Saying goodbye to China

Two years ago, a year of teaching English in China seemed like a really long time. I’d have an entire year to explore China, to learn Chinese, and to settle in. Two years later, I feel like two years was too short a time.

 

Don’t get me wrong, I’ve explored a lot. I loved the days I spent hiking through the Avatar Mountains at Zhangjiajie. The old river town of Fenghuang was charming and unlike any town I’ve seen in the United States. I didn’t neglect Beijing, of course. You can’t come to China without walking on the Great Wall and seeing the many attractions in the capital. I didn’t plan to visit the volcanic lake beds at Wudalianchi, but why would I say no when the Harbin school invited all of the staff to go for free? There are still so many more places I want to see, but I can’t help but feel I’ve neglected my own city, Harbin, the most.

 

Harbin is famous for its Ice and Snow World, and I went twice. There are a lot of other attractions here, though. I haven’t even visited them once. I was always so sure there would be time to see them another day. I’m now struck with the realization that I won’t have another day. I won’t have time to see the parts of Harbin that I’ve overlooked, and I won’t have more time with the Harbin I see every day.

 

Two years seems short, but they gave me plenty of time to get attached. I have a favorite café that doesn’t even bother to bring me a menu anymore. I’ll probably make it there one or two more times. I’ve got exactly two Chinese lessons left with a teacher who’s become a friend. We never got past the third chapter of my textbook, but I’ve had plenty of practice gossiping in Chinese. Then there are my own students.

 

A lot of families are out of town for the summer, so I’ve already said goodbye to some students who I’ve been teaching for nearly two years.
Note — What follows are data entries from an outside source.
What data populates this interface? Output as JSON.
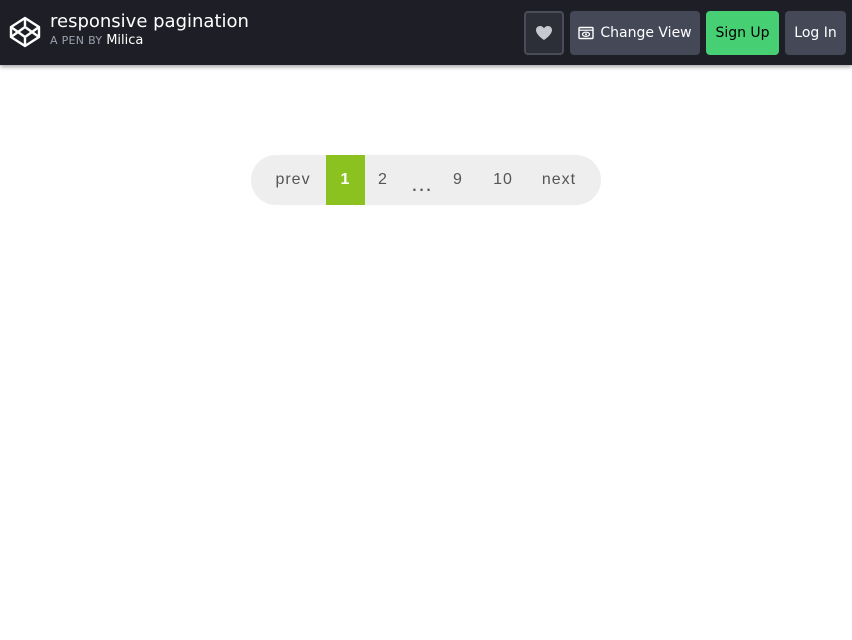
{
  "header": {
    "title": "responsive pagination",
    "by_label": "A PEN BY",
    "author": "Milica",
    "buttons": {
      "change_view": "Change View",
      "sign_up": "Sign Up",
      "log_in": "Log In"
    },
    "icons": {
      "logo": "codepen-logo-icon",
      "heart": "heart-icon",
      "view": "eye-icon"
    },
    "colors": {
      "bar": "#1e1f26",
      "button": "#444857",
      "signup": "#47cf73"
    }
  },
  "pagination": {
    "prev": "prev",
    "pages": [
      "1",
      "2",
      "9",
      "10"
    ],
    "ellipsis": "...",
    "next": "next",
    "active": "1",
    "colors": {
      "active": "#8bc220",
      "background": "#eeeeee",
      "text": "#555555"
    }
  }
}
I only have a few weeks left with the others, and it’s hard realizing that I’ll never see any of them again. I’ve even gotten teary-eyed over the student who likes to call me a trashcan every class. It’s something you’d have to teach four-year-olds to understand. I think the students will be the hardest to let go of, but they’re not all I’ll miss.

 

Besides the people and the physical places in Harbin, I’ll miss the lifestyle I have here. I’ll miss having lunch delivered to work for about 3 USD. I’ll miss the fruit venders on the sidewalks. I can go weeks without entering a grocery store because I can buy boxes of blueberries, ripe avocados, and exotic fruits I don’t know English names for on my way home. I usually pay with my phone, like everyone does in China.

 

I’ve been increasingly homesick over the past few months. I’ve been looking forward to seeing my family, eating proper western food (I love you, Harbin, but fruit and sweet mayonnaise do not belong on pizza), and being able to have conversations that aren’t interrupted to lookup words in a dictionary. Then I think about everything I’ll miss once I leave, and I realize that Harbin has become home, too.

 

 

 

What will your memories of China be like?
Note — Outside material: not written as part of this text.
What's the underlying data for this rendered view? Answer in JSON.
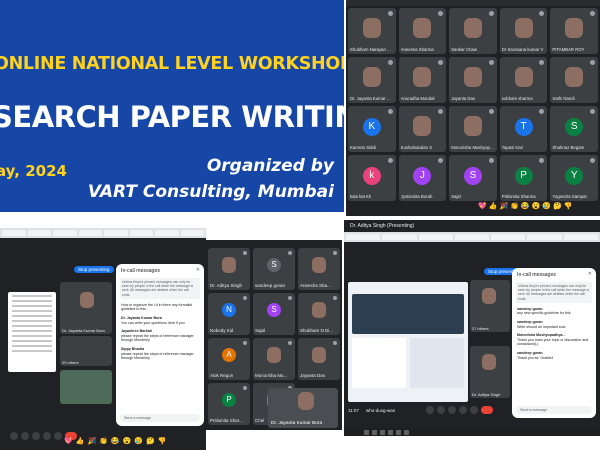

Teach English, travel and work abroad with EF English First

 


Aly BrunsonAly is an avid reader and language learner. She spends her free time devouring books at her favourite coffee shop, puzzling out Chinese, and stuffing her hard drive full of pictures of China.